PHOTO: How do they taste? “Like mushrooms,” Nancy says. Dandelions are great as a conversation-sparking finger food!

How do they taste? “Like mushrooms,” Nancy says. Dandelions are great as a conversation-sparking finger food!

5. Deep-fried dandelions

We didn’t believe it, either, but Nancy’s how-to-fry-a-dandelion demo changed our minds forever about everyone’s formerly least-favorite flower.

  1. Pick freshly-bloomed dandelions (just the blossom, no stem) from a trusted, chemical-free site.
  2. Gently wash the blossoms. While moist, lightly flour each flower (shake with ½ cup seasoned flour in a zip-lock bag).
  3. Heat ÂĽ-inch of olive oil in a small fry pan.
  4. Gently fry flowers, turning delicately, until golden brown.
  5. Drain on a paper towel. Sprinkle lightly with salt. Fry fresh sage leaves alongside dandelions, then crumble both on salads.

Next time you’re out at the Regenstein Fruit & Vegetable Garden, check out the spring edible flower bed in the Small Space area, where sweet alyssum, calendula, and dianthus are set off by towers of climbing peas for pea shoots—the new foodie rage!

Use common sense before eating flowers.

Know your flowers! Grow your own chemical-free flowers; don’t use unfamiliar flowers or those from non-organic sources. Our Plant Information staff has a good write-up about the difference between edible/inedible, plus a list of flower suggestions. More questions about what’s edible and what’s not? Call our Plant Information Service at (847) 835-0972.

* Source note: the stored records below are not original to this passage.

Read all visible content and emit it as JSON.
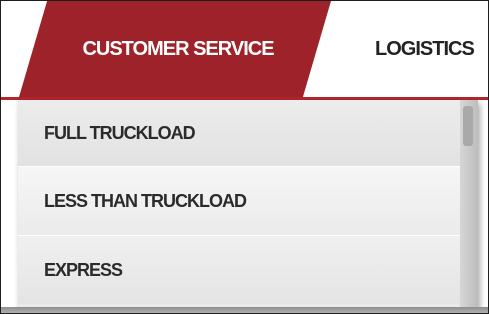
{
  "nav": {
    "tabs": [
      {
        "label": "CUSTOMER SERVICE",
        "active": true
      },
      {
        "label": "LOGISTICS",
        "active": false
      }
    ],
    "accent_color": "#9e2229"
  },
  "dropdown": {
    "items": [
      {
        "label": "FULL TRUCKLOAD"
      },
      {
        "label": "LESS THAN TRUCKLOAD"
      },
      {
        "label": "EXPRESS"
      }
    ]
  }
}
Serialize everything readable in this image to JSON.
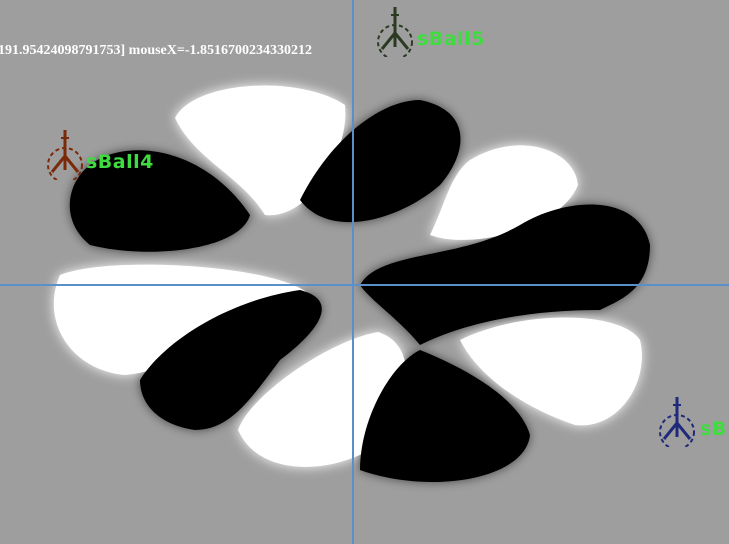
{
  "status": {
    "text": "191.95424098791753] mouseX=-1.8516700234330212"
  },
  "colors": {
    "background": "#9e9e9e",
    "crosshair": "#5b8fc9",
    "label": "#3fdc3f",
    "ball4_marker": "#7a2a08",
    "ball5_marker": "#2b3a22",
    "ball6_marker": "#1f2a7a"
  },
  "balls": [
    {
      "label": "sBall4",
      "icon": "tripod-marker-icon",
      "color": "#7a2a08"
    },
    {
      "label": "sBall5",
      "icon": "tripod-marker-icon",
      "color": "#2b3a22"
    },
    {
      "label": "sB",
      "icon": "tripod-marker-icon",
      "color": "#1f2a7a"
    }
  ]
}
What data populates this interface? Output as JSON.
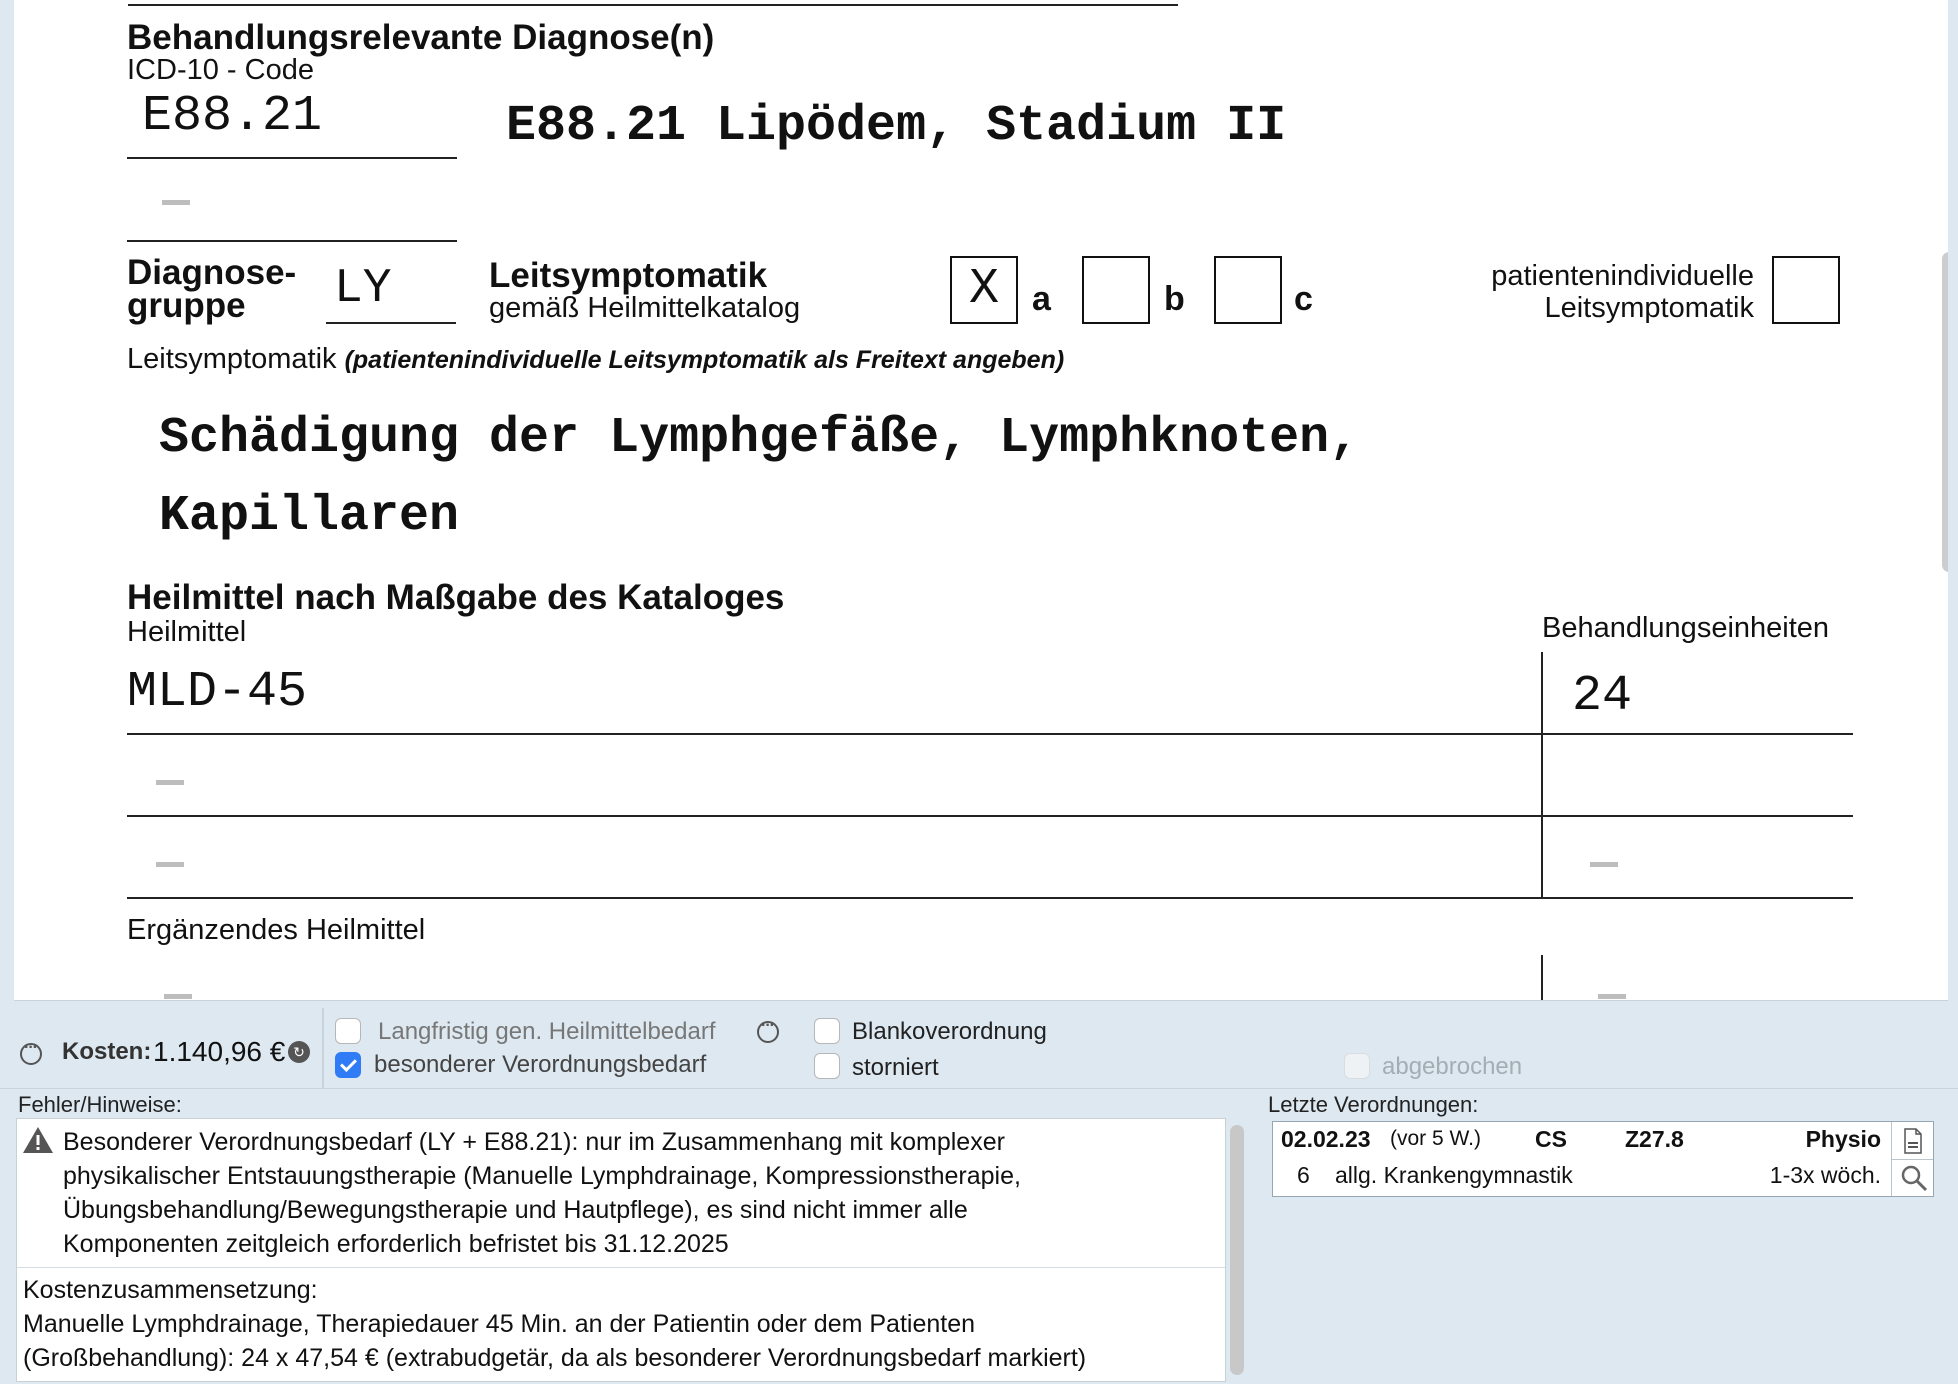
{
  "form": {
    "diagnoses_title": "Behandlungsrelevante Diagnose(n)",
    "icd_label": "ICD-10 - Code",
    "icd_code_1": "E88.21",
    "icd_text_1": "E88.21 Lipödem, Stadium II",
    "diag_group_label_line1": "Diagnose-",
    "diag_group_label_line2": "gruppe",
    "diag_group_value": "LY",
    "leitsymptomatik_title": "Leitsymptomatik",
    "leitsymptomatik_sub": "gemäß Heilmittelkatalog",
    "checkbox_a_value": "X",
    "letter_a": "a",
    "letter_b": "b",
    "letter_c": "c",
    "individual_label_line1": "patientenindividuelle",
    "individual_label_line2": "Leitsymptomatik",
    "leitsymptomatik_freetext_label": "Leitsymptomatik",
    "leitsymptomatik_freetext_hint": "(patientenindividuelle Leitsymptomatik als Freitext angeben)",
    "leitsymptomatik_text_line1": "Schädigung der Lymphgefäße, Lymphknoten,",
    "leitsymptomatik_text_line2": "Kapillaren",
    "heilmittel_title": "Heilmittel nach Maßgabe des Kataloges",
    "heilmittel_label": "Heilmittel",
    "units_label": "Behandlungseinheiten",
    "heilmittel_1": "MLD-45",
    "units_1": "24",
    "supplementary_label": "Ergänzendes Heilmittel"
  },
  "status": {
    "cost_label": "Kosten:",
    "cost_value": "1.140,96 €",
    "longterm_label": "Langfristig gen. Heilmittelbedarf",
    "longterm_checked": false,
    "special_label": "besonderer Verordnungsbedarf",
    "special_checked": true,
    "blank_label": "Blankoverordnung",
    "blank_checked": false,
    "cancelled_label": "storniert",
    "cancelled_checked": false,
    "aborted_label": "abgebrochen",
    "aborted_checked": false
  },
  "hints": {
    "title": "Fehler/Hinweise:",
    "warning_line1": "Besonderer Verordnungsbedarf (LY + E88.21): nur im Zusammenhang mit komplexer",
    "warning_line2": "physikalischer Entstauungstherapie (Manuelle Lymphdrainage, Kompressionstherapie,",
    "warning_line3": "Übungsbehandlung/Bewegungstherapie und Hautpflege), es sind nicht immer alle",
    "warning_line4": "Komponenten zeitgleich erforderlich befristet bis 31.12.2025",
    "cost_title": "Kostenzusammensetzung:",
    "cost_line1": "Manuelle Lymphdrainage, Therapiedauer 45 Min. an der Patientin oder dem Patienten",
    "cost_line2": "(Großbehandlung): 24 x 47,54 € (extrabudgetär, da als besonderer Verordnungsbedarf markiert)"
  },
  "history": {
    "title": "Letzte Verordnungen:",
    "entry": {
      "date": "02.02.23",
      "ago": "(vor 5 W.)",
      "initials": "CS",
      "code": "Z27.8",
      "type": "Physio",
      "count": "6",
      "therapy": "allg. Krankengymnastik",
      "frequency": "1-3x wöch."
    }
  },
  "icons": {
    "warning": "warning-triangle-icon",
    "document": "document-icon",
    "search": "magnifier-icon",
    "info": "ellipsis-circle-icon"
  }
}
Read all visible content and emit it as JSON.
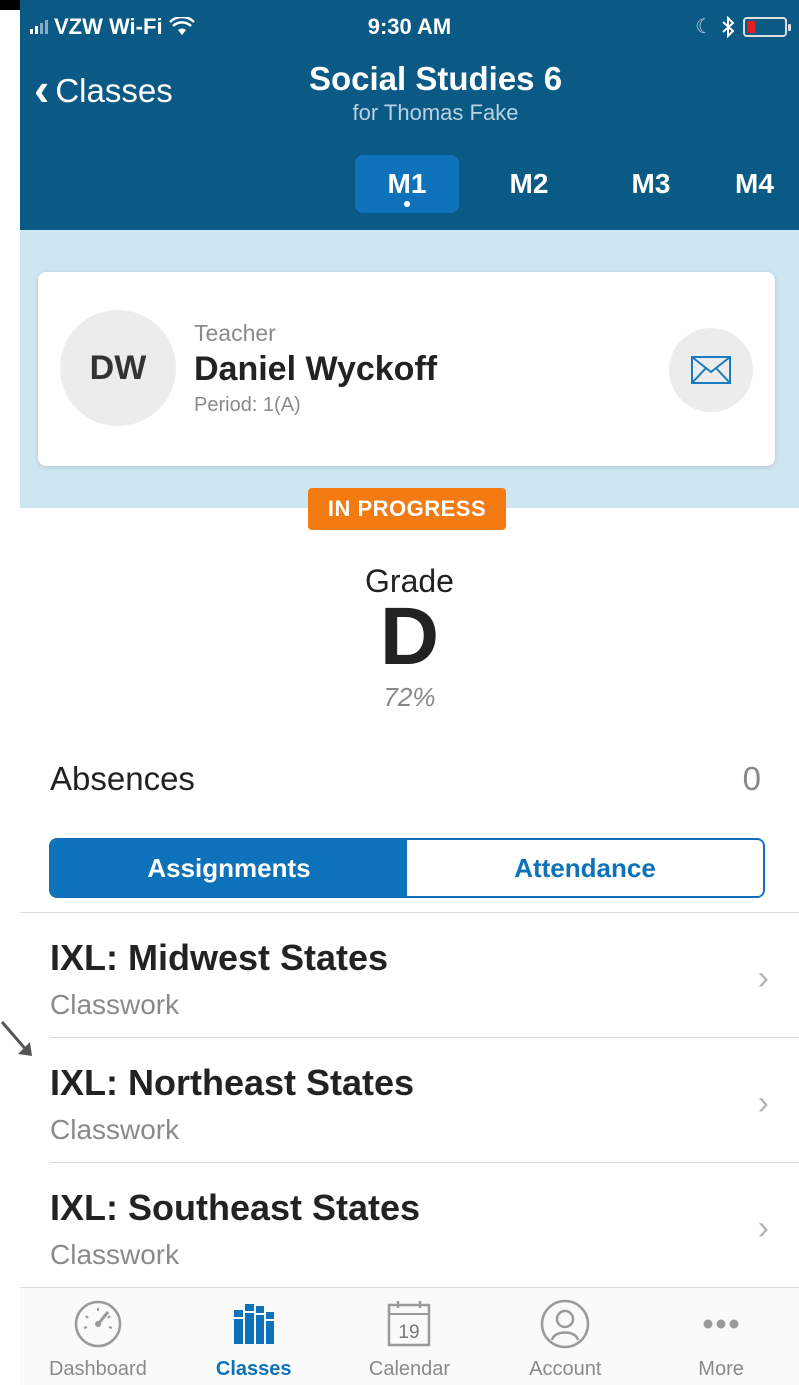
{
  "status_bar": {
    "carrier": "VZW Wi-Fi",
    "time": "9:30 AM"
  },
  "header": {
    "back_label": "Classes",
    "title": "Social Studies 6",
    "subtitle": "for Thomas Fake"
  },
  "marking_periods": [
    {
      "label": "M1",
      "active": true
    },
    {
      "label": "M2",
      "active": false
    },
    {
      "label": "M3",
      "active": false
    },
    {
      "label": "M4",
      "active": false
    }
  ],
  "teacher": {
    "initials": "DW",
    "role": "Teacher",
    "name": "Daniel Wyckoff",
    "period": "Period: 1(A)"
  },
  "status_badge": "IN PROGRESS",
  "grade": {
    "label": "Grade",
    "letter": "D",
    "percent": "72%"
  },
  "absences": {
    "label": "Absences",
    "value": "0"
  },
  "segment": {
    "assignments": "Assignments",
    "attendance": "Attendance",
    "selected": "Assignments"
  },
  "assignments": [
    {
      "title": "IXL: Midwest States",
      "category": "Classwork"
    },
    {
      "title": "IXL: Northeast States",
      "category": "Classwork"
    },
    {
      "title": "IXL: Southeast States",
      "category": "Classwork"
    }
  ],
  "tabbar": [
    {
      "label": "Dashboard",
      "icon": "speedometer-icon",
      "active": false
    },
    {
      "label": "Classes",
      "icon": "books-icon",
      "active": true
    },
    {
      "label": "Calendar",
      "icon": "calendar-icon",
      "active": false,
      "day": "19"
    },
    {
      "label": "Account",
      "icon": "person-icon",
      "active": false
    },
    {
      "label": "More",
      "icon": "ellipsis-icon",
      "active": false
    }
  ],
  "colors": {
    "header_bg": "#0a5a85",
    "accent": "#0d72b9",
    "card_area_bg": "#cde6f1",
    "badge": "#f47a12"
  }
}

©2015 Chicago Botanic Garden and my.chicagobotanic.org